Norway has awarded 10 oil licenses to energy companies in the Arctic, opening new acreage for exploration for the first time in two decades and granting access to an offshore zone bordering Russia.

Norway is hoping the new areas will help boost a sector that has been shedding projects, costs and jobs due to a 57 percent decline in crude prices since mid-2014.

Western Europe’s largest oil and gas producing country is also keen to award licenses in new acreage to maintain its overall production level, as output in the mature North Sea declines.

“This will contribute to employment, growth and value creation in Norway,” Norwegian oil and energy minister Tord Lien said in a statement.

Environmental group Greenpeace criticized the awards.

“It is with shock and anger we register that Norway is violating two recent environmental agreements, just to get their hands on Arctic oil,” Greenpeace Norway head Truls Gulowsen said.

Lien told Reuters the government “is pursuing a policy that has broad support in the Norwegian parliament.”

“If the companies can’t operate safely they can’t get permission to do business. That’s the same for the North Sea and the Barents Sea,” he said, adding the Arctic exploration was in line with existing legislation.

ConocoPhillips, Chevron, Norway's Statoil and Det norske, as well as Sweden's Lundin Petroleum were among the license winners.

Some 13 firms will be offered participating interests in a total of 40 blocks, which cover the 10 production licenses. Five companies will be offered operatorships.

Oil firm DEA, controlled by Russian billionaire Mikhail Fridman’s LetterOne, won participation in two licenses.

Of the 10 licenses, three are in an offshore area bordering Russia. Russian oil major Lukoil won participation in one of those three.

In a separate statement, Lundin Petroleum said one area, close to the Russian border, had potential to contain in excess of a billion barrels of oil equivalents, while another license could contain “several billion barrels.”

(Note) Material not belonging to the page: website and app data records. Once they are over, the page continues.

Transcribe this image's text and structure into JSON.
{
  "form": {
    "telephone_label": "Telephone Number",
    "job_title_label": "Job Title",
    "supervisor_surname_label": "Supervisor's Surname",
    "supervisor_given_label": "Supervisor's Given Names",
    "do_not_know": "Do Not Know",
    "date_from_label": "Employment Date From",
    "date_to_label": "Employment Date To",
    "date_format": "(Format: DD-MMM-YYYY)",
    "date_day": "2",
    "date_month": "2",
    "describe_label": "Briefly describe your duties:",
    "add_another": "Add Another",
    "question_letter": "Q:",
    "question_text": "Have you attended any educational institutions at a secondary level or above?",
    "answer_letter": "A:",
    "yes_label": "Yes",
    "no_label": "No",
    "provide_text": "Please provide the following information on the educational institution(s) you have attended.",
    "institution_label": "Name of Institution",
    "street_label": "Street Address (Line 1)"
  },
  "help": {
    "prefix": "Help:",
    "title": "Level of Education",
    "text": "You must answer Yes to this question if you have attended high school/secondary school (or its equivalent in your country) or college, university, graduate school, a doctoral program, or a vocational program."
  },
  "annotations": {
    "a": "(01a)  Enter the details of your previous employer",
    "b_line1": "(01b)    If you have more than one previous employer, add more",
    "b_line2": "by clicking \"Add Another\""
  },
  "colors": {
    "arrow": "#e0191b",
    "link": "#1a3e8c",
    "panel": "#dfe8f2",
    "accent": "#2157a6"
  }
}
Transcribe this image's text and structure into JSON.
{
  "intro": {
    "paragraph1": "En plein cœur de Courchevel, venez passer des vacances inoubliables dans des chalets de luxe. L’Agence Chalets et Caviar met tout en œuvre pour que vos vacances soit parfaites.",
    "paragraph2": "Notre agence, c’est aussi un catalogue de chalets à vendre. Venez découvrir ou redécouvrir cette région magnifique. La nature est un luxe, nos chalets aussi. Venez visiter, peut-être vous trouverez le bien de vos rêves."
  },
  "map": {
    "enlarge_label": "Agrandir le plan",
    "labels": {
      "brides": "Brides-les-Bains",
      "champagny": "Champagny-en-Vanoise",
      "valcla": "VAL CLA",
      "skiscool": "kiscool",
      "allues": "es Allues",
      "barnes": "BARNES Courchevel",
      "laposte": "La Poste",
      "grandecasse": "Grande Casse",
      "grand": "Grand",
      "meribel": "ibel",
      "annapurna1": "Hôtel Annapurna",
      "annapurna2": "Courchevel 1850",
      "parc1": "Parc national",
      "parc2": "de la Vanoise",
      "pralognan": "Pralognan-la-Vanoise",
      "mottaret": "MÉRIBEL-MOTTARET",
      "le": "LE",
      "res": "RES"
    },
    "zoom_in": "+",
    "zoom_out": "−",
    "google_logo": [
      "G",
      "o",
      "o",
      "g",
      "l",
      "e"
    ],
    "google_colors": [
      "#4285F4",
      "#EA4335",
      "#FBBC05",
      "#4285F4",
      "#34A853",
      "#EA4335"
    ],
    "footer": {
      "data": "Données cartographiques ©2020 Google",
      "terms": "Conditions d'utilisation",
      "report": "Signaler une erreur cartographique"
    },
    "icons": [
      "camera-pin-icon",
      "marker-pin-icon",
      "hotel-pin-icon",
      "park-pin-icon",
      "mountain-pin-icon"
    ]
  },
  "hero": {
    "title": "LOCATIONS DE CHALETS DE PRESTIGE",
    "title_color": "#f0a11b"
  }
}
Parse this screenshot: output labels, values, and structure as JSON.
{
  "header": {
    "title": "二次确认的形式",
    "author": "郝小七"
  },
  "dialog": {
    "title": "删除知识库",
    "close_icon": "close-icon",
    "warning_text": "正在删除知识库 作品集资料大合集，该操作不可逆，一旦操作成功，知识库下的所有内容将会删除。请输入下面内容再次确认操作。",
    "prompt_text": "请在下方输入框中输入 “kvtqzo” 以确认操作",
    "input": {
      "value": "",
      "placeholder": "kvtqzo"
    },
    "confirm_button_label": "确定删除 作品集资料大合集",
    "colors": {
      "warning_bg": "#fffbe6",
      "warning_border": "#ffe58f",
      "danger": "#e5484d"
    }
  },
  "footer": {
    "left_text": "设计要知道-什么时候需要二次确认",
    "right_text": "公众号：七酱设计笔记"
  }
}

The Norwegian Petroleum Directorate said it was hopeful first drilling could start as early as next year.